### About this exercise
Go through the entries below. Copy out every line that contains "Government".

[Dataset rows for apps and sites]
☆ ☆ ☆

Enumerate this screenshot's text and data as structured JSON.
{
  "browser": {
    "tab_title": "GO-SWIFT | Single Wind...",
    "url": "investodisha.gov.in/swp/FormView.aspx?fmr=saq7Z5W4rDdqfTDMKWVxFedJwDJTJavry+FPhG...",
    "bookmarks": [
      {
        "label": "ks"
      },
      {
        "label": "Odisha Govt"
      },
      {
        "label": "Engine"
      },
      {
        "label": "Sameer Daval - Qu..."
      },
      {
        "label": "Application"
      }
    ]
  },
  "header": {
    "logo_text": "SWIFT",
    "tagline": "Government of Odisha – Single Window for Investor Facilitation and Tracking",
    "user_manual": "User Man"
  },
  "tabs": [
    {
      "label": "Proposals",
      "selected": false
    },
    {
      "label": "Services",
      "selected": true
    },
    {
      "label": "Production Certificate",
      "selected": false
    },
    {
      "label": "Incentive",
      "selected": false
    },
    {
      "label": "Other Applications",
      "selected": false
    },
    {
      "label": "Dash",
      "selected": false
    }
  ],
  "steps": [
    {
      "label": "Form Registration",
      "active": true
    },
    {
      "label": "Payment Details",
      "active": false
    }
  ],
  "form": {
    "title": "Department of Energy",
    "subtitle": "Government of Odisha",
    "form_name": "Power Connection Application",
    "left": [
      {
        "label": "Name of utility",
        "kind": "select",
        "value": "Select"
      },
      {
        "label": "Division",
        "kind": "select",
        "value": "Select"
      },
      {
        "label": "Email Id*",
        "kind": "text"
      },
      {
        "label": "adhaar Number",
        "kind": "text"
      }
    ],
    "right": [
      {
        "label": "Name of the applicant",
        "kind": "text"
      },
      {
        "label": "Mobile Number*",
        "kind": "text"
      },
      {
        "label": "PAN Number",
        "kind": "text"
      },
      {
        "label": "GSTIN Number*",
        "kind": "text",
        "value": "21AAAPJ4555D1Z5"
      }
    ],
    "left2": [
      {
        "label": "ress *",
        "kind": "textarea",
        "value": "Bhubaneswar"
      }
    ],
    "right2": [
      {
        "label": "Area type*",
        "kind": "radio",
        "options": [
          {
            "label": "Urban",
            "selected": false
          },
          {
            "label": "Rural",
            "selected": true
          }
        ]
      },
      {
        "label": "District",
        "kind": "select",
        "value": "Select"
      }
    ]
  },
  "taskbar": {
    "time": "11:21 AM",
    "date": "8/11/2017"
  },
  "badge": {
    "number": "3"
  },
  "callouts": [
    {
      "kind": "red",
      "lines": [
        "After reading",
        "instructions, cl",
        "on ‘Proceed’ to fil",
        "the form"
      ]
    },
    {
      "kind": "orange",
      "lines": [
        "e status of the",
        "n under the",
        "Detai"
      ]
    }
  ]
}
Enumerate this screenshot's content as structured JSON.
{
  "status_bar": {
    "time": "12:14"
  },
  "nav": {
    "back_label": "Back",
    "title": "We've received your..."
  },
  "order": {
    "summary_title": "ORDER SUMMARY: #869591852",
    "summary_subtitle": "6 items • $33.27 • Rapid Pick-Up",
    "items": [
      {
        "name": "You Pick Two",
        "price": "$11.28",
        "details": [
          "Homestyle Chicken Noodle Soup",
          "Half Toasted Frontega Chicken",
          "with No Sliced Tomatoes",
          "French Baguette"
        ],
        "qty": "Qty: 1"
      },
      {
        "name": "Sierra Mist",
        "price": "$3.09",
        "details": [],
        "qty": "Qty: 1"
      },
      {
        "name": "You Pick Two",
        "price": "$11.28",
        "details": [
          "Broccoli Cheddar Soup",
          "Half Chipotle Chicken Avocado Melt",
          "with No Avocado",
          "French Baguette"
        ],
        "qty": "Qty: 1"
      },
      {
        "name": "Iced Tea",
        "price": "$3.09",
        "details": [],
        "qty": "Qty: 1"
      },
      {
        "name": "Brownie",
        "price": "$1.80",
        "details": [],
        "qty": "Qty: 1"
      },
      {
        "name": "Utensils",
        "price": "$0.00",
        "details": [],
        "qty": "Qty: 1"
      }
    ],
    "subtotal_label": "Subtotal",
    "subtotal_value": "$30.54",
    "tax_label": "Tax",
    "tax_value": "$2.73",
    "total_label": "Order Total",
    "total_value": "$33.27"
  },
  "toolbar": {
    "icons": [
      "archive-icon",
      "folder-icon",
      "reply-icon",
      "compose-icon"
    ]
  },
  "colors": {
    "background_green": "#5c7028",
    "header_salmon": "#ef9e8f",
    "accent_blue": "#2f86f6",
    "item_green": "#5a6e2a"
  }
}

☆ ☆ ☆

### Solved problem
    "tagline": "Government of Odisha – Single Window for Investor Facilitation and Tracking",
    "subtitle": "Government of Odisha",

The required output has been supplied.